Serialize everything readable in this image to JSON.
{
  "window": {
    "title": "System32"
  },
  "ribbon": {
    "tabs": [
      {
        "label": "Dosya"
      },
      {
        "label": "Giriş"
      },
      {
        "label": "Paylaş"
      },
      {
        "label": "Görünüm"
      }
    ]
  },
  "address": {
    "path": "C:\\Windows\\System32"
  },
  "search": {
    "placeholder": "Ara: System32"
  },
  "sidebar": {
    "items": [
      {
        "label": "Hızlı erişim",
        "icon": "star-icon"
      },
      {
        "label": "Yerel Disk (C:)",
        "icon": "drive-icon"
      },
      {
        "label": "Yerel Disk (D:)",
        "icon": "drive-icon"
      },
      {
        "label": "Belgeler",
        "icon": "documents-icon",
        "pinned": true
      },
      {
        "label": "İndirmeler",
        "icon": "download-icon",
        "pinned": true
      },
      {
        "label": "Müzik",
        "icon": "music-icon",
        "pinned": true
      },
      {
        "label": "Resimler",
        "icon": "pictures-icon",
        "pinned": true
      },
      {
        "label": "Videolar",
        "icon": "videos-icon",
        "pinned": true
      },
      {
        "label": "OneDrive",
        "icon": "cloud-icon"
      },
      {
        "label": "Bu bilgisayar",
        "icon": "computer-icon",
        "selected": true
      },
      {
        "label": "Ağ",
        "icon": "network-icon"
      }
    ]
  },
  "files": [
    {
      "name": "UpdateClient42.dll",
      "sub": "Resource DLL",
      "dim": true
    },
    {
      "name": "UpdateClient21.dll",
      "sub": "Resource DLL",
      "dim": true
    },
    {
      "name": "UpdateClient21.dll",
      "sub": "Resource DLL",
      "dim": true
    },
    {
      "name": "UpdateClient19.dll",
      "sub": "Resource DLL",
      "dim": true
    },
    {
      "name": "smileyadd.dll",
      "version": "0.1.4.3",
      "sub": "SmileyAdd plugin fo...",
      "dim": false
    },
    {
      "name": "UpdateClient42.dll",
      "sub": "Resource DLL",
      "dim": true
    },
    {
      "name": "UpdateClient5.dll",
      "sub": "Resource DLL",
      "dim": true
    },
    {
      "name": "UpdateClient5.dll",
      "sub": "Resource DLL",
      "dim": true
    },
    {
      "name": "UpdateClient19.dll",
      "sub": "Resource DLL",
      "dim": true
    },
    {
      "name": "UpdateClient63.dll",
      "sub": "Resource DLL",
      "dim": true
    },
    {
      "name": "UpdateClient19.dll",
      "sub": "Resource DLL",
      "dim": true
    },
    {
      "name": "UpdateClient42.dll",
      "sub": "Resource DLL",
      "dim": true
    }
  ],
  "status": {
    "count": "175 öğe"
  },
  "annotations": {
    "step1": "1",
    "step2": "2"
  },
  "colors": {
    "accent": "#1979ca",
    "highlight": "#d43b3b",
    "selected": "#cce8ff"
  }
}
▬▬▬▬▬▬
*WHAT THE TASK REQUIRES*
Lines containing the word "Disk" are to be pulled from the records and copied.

*ANSWER SPACE*
        "label": "Yerel Disk (C:)",
        "label": "Yerel Disk (D:)",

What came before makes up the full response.